Update - 8:35 p.m.

John Couvillion with JMC Enterprises, a group that has polled during the race, has some early analysis about these first vote totals. 

(Very) Early update

Update - 8:30 p.m.

Results are crawling in, with just 1 percent of precincts reporting in the first half hour since polls closed.

So far, Moore leads by a wide margin of 58 percent to 42 percent, according to The Associated Press’s results. It’s far too early to even speculate on what it means, but for what it’s worth, Strange is leading in Birmingham and Mobile, as expected, while Moore is leading other more rural areas. 
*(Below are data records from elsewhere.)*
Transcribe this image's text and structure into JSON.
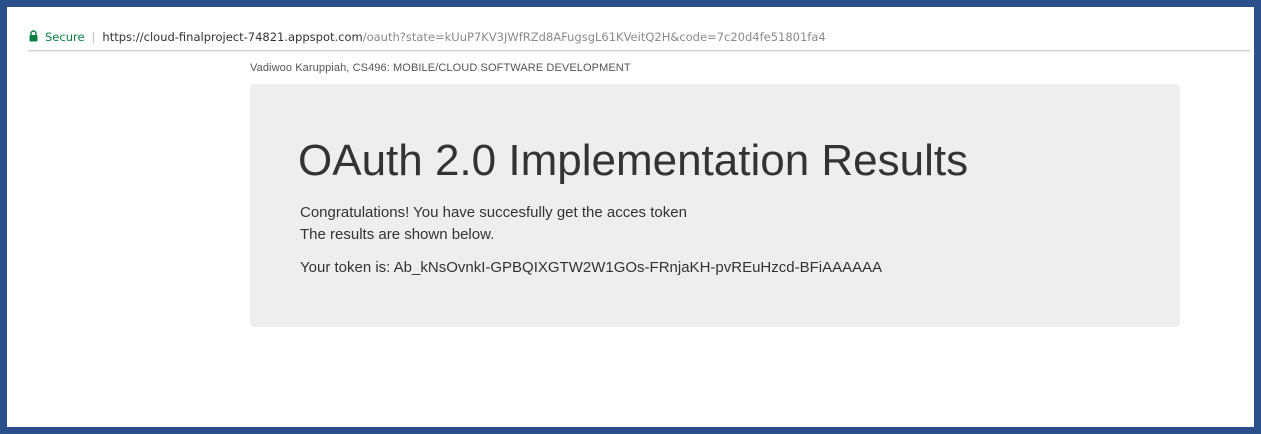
{
  "browser": {
    "secure_label": "Secure",
    "separator": "|",
    "url_host": "https://cloud-finalproject-74821.appspot.com",
    "url_rest": "/oauth?state=kUuP7KV3JWfRZd8AFugsgL61KVeitQ2H&code=7c20d4fe51801fa4",
    "lock_color": "#0b8043"
  },
  "page": {
    "author_line": "Vadiwoo Karuppiah, CS496: MOBILE/CLOUD SOFTWARE DEVELOPMENT",
    "title": "OAuth 2.0 Implementation Results",
    "message_line1": "Congratulations! You have succesfully get the acces token",
    "message_line2": "The results are shown below.",
    "token_line": "Your token is: Ab_kNsOvnkI-GPBQIXGTW2W1GOs-FRnjaKH-pvREuHzcd-BFiAAAAAA"
  },
  "colors": {
    "frame_border": "#2b4f8a",
    "jumbotron_bg": "#eeeeee",
    "text": "#333333"
  }
}
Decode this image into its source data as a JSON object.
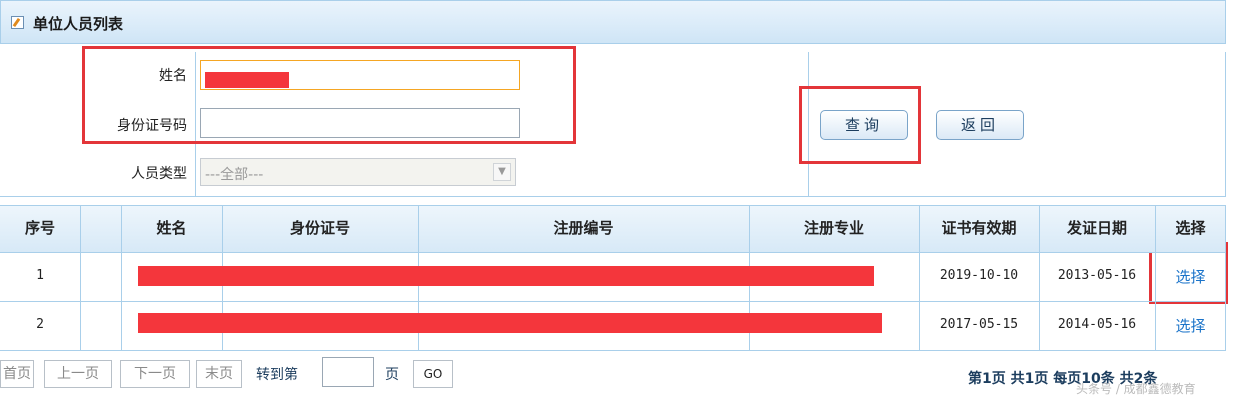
{
  "header": {
    "title": "单位人员列表",
    "icon": "edit-icon"
  },
  "form": {
    "name_label": "姓名",
    "idcard_label": "身份证号码",
    "type_label": "人员类型",
    "type_selected": "---全部---",
    "query_button": "查询",
    "back_button": "返回"
  },
  "table": {
    "headers": [
      "序号",
      "",
      "姓名",
      "身份证号",
      "注册编号",
      "注册专业",
      "证书有效期",
      "发证日期",
      "选择"
    ],
    "rows": [
      {
        "index": "1",
        "cert_valid": "2019-10-10",
        "issue_date": "2013-05-16",
        "action": "选择"
      },
      {
        "index": "2",
        "cert_valid": "2017-05-15",
        "issue_date": "2014-05-16",
        "action": "选择"
      }
    ]
  },
  "pager": {
    "first": "首页",
    "prev": "上一页",
    "next": "下一页",
    "last": "末页",
    "goto_prefix": "转到第",
    "goto_suffix": "页",
    "go_button": "GO",
    "info": "第1页  共1页  每页10条  共2条"
  },
  "watermark": "头条号 / 成都鑫德教育",
  "colors": {
    "highlight": "#e33539",
    "redaction": "#f4363c",
    "link": "#1a73c9",
    "border": "#a9cfea"
  }
}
But Strange's slim lead in Birmingham won't likely be enough to put him over the edge, so he has to widen the margin there. 

Strange is Trump's candidate — for what that's worth 

Update - 8:09 p.m. 

President Trump's endorsement is Strange's best chance at hanging on to the seat. The president is extremely popular among Republican primary voters in Alabama. Unfortunately for Strange, so is Moore.

It’s unclear whether Trump’s endorsement moved the needle. Polling released early this week showed that the endorsement may not have had a substantive impact on the race. And Trump gave a less than full-throated endorsement during Friday’s rally.

While he called Strange “a real fighter and a real good guy,” he also mused on stage about whether he made a “mistake” by backing Strange and committed to campaign “like hell” for Moore if he won.   

Polls close

Update - 8 p.m. 

Polls have closed in Alabama, so we should know the results within a few hours.

Moore won 39 percent of the vote in last month’s primary to Strange’s 33 percent, and he’s since won the backing of both Rep. Mo Brooks (R-Ala.) and state Sen. Trip Pittman, who earned the other 27 percent of the primary vote. But Strange is relying on President Trump’s endorsements and a major spending advantage of Moore to turn the tide.

Moore's path to victory is through the rural counties and keeping things close in the urban areas, while Strange is looking to run up the score in populated areas like Mobile and Birmingham. 

Unofficial results will be accessible through the Alabama secretary of state here, while the Associated Press’s vote count can be found through The New York Times here.